What are 3 things that successful leaders do?

The Most Successful Leaders Do These 10 Things Every Day

  • Promoting your vision. Keep a clear vision of where your organization is going in front of your people on a daily basis.
  • Managing priorities.
  • Delegating tasks.
  • Motivating change.
  • Generating urgency.
  • Communicating clearly.
  • Listening actively.
  • Managing ri

What is a stop doing list?

A stop doing list is simply a list of either tasks, activities, habits, and / or behaviors that you are no longer going to do. A stop doing list focused on tasks or activities might contain things you are currently doing that you thought would help you achieve a goal but are not having any effect.

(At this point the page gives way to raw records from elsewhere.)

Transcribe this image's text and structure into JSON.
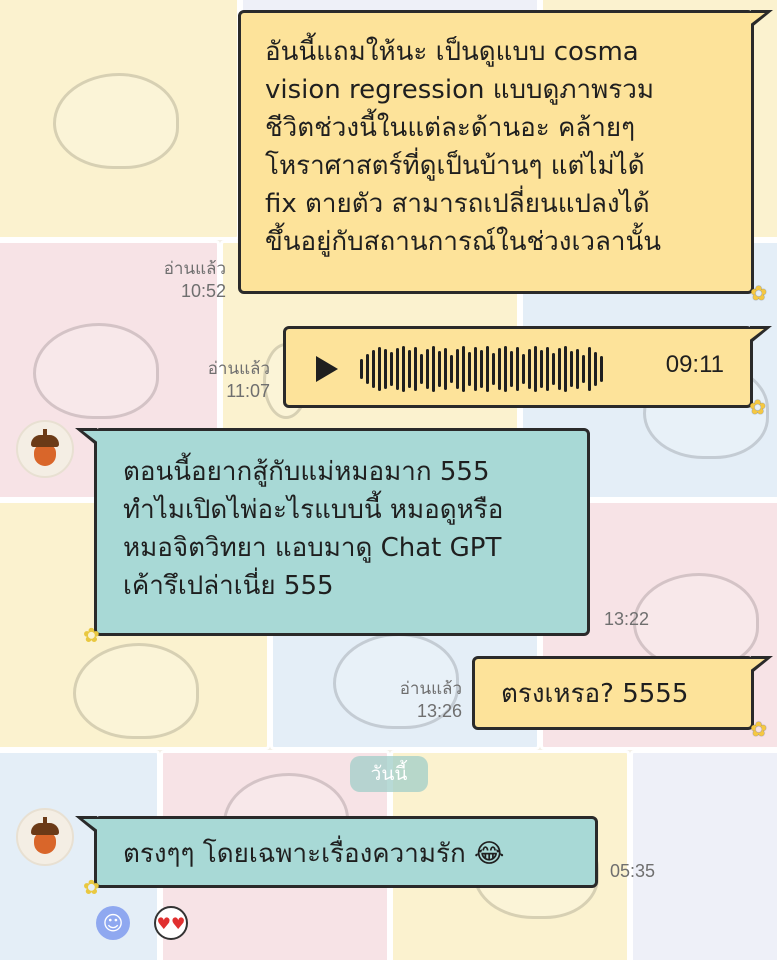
{
  "messages": {
    "m1": {
      "direction": "out",
      "text": "อันนี้แถมให้นะ เป็นดูแบบ cosma\nvision regression แบบดูภาพรวม\nชีวิตช่วงนี้ในแต่ละด้านอะ คล้ายๆ\nโหราศาสตร์ที่ดูเป็นบ้านๆ แต่ไม่ได้\nfix ตายตัว สามารถเปลี่ยนแปลงได้\nขึ้นอยู่กับสถานการณ์ในช่วงเวลานั้น",
      "read": "อ่านแล้ว",
      "time": "10:52"
    },
    "m2": {
      "direction": "out",
      "type": "voice",
      "duration": "09:11",
      "read": "อ่านแล้ว",
      "time": "11:07"
    },
    "m3": {
      "direction": "in",
      "text": "ตอนนี้อยากสู้กับแม่หมอมาก 555\nทำไมเปิดไพ่อะไรแบบนี้ หมอดูหรือ\nหมอจิตวิทยา แอบมาดู Chat GPT\nเค้ารึเปล่าเนี่ย 555",
      "time": "13:22"
    },
    "m4": {
      "direction": "out",
      "text": "ตรงเหรอ? 5555",
      "read": "อ่านแล้ว",
      "time": "13:26"
    },
    "m5": {
      "direction": "in",
      "text": "ตรงๆๆ โดยเฉพาะเรื่องความรัก 😂",
      "time": "05:35"
    }
  },
  "date_separator": "วันนี้",
  "colors": {
    "outgoing_bubble": "#fde39a",
    "incoming_bubble": "#a8d9d6",
    "outline": "#2a2a2a",
    "meta_text": "#6f6f6f"
  },
  "icons": {
    "avatar": "acorn-icon",
    "voice": "play-icon",
    "reactions": [
      "smiley-face-icon",
      "heart-eyes-face-icon"
    ]
  }
}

What should I stop doing for others?

Get our free eBook:

  • Stop holding grudges. – Grudges are a waste of perfect happine
  • Stop complaining. – Instead, use your time and energy to do something about
  • Stop meaning what you don’t say. – People can’t read minds.
  • Stop making it all about you.
  • Stop lying.
  • Stop blaming.
  • Stop doubting.
  • Stop interrupti

How do I stop doing anything?

With the idea of the 3 Rs in mind, here are 15 tips to help you break that old, stubborn habit.

  1. Identify your triggers.
  2. Focus on why you want to change.
  3. Enlist a friend’s support.
  4. Practice mindfulness.
  5. Replace the habit with a different one.
  6. Leave yourself reminders.
  7. Prepare for slipups.
  8. Let go of the all-or-nothing minds

What are areas of improvement for managers examples?

Ten crucial areas of improvement for managers

  • Work on your motivational skil
  • Be less afraid of new ideas and approach
  • Improve the way you offer feedba
  • Don’t be afraid to get personal with employe
  • Know how to set clear goals for your te
  • Treat communication as a two-way stre
  • Get good at identifying talen

What should my manager start doing to be more effective?

How to be a good manager

  • Communicate clearly. When leaders are good communicators, they are better able to manage their teams.
  • Listen. A central part of communication is being able to listen.
  • Make decisions.
  • Show trust in your employees.
  • Set a good example.
  • Protect the te


What can manager do better?

10 areas of improvement for managers

  • Communication skills.
  • Motivational strategies.
  • Setting and achieving goals.
  • Employee appreciation.
  • Individual support.
  • Personal growth.
  • Strategic delegation.
  • Proactive problem-solvi

What should my manager continue doing feedback?

How to give manager feedback (with examples)

  • Asking for more guidance. Employees should feel empowered to tell their managers when they need more direction.
  • Offering words of appreciation.
  • Expressing feelings of stress.
  • Providing constructive feedback.
  • Phrasing feedback as a questi


How do I give bad feedback to my boss?

Tips for Giving Feedback to Your Boss

  1. Think about your tone. Watch your tone — sometimes giving feedback can make you feel vulnerable, and cause you to get emotional.
  2. Talk in person.
  3. Address it as soon as possible.
  4. Focus on work.
  5. Give feedback on one thing at a time.
  6. Be solutions-oriented.
  7. Give positive feedback, t


How do I give negative feedback to my boss examples?

I’ve been spending quite some time mastering my skills for these assignments. I feel I’ve reached the point where these assignments aren’t challenging enough anymore. If possible, I would like to start receiving more challenging assignments so I can continue to build on my skills.”